(MATERIAL SUPPLIED Opens)

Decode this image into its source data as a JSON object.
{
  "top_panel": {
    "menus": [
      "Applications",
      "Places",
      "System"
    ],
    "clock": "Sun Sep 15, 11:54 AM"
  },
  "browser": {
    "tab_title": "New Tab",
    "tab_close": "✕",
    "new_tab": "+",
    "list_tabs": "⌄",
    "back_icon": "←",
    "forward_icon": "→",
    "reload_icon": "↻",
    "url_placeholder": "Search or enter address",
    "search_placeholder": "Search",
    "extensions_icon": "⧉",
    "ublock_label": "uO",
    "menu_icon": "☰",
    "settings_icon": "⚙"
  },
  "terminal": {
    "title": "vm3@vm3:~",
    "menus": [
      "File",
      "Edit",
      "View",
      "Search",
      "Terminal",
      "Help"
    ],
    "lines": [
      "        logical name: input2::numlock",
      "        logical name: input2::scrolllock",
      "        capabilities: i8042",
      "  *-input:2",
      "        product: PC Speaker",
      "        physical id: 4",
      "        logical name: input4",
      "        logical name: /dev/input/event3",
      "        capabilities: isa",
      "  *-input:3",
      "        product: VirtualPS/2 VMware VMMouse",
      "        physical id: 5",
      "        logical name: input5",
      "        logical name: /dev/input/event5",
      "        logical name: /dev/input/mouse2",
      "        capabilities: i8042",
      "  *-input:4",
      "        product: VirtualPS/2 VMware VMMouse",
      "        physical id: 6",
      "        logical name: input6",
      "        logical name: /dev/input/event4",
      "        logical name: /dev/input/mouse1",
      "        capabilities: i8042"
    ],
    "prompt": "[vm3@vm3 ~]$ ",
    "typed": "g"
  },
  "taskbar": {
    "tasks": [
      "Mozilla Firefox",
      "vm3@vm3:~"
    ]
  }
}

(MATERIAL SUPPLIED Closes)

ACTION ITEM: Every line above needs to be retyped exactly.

TASK ANSWER:
Decode this image into its source data as a JSON object.
{
  "top_panel": {
    "menus": [
      "Applications",
      "Places",
      "System"
    ],
    "clock": "Sun Sep 15, 11:54 AM"
  },
  "browser": {
    "tab_title": "New Tab",
    "tab_close": "✕",
    "new_tab": "+",
    "list_tabs": "⌄",
    "back_icon": "←",
    "forward_icon": "→",
    "reload_icon": "↻",
    "url_placeholder": "Search or enter address",
    "search_placeholder": "Search",
    "extensions_icon": "⧉",
    "ublock_label": "uO",
    "menu_icon": "☰",
    "settings_icon": "⚙"
  },
  "terminal": {
    "title": "vm3@vm3:~",
    "menus": [
      "File",
      "Edit",
      "View",
      "Search",
      "Terminal",
      "Help"
    ],
    "lines": [
      "        logical name: input2::numlock",
      "        logical name: input2::scrolllock",
      "        capabilities: i8042",
      "  *-input:2",
      "        product: PC Speaker",
      "        physical id: 4",
      "        logical name: input4",
      "        logical name: /dev/input/event3",
      "        capabilities: isa",
      "  *-input:3",
      "        product: VirtualPS/2 VMware VMMouse",
      "        physical id: 5",
      "        logical name: input5",
      "        logical name: /dev/input/event5",
      "        logical name: /dev/input/mouse2",
      "        capabilities: i8042",
      "  *-input:4",
      "        product: VirtualPS/2 VMware VMMouse",
      "        physical id: 6",
      "        logical name: input6",
      "        logical name: /dev/input/event4",
      "        logical name: /dev/input/mouse1",
      "        capabilities: i8042"
    ],
    "prompt": "[vm3@vm3 ~]$ ",
    "typed": "g"
  },
  "taskbar": {
    "tasks": [
      "Mozilla Firefox",
      "vm3@vm3:~"
    ]
  }
}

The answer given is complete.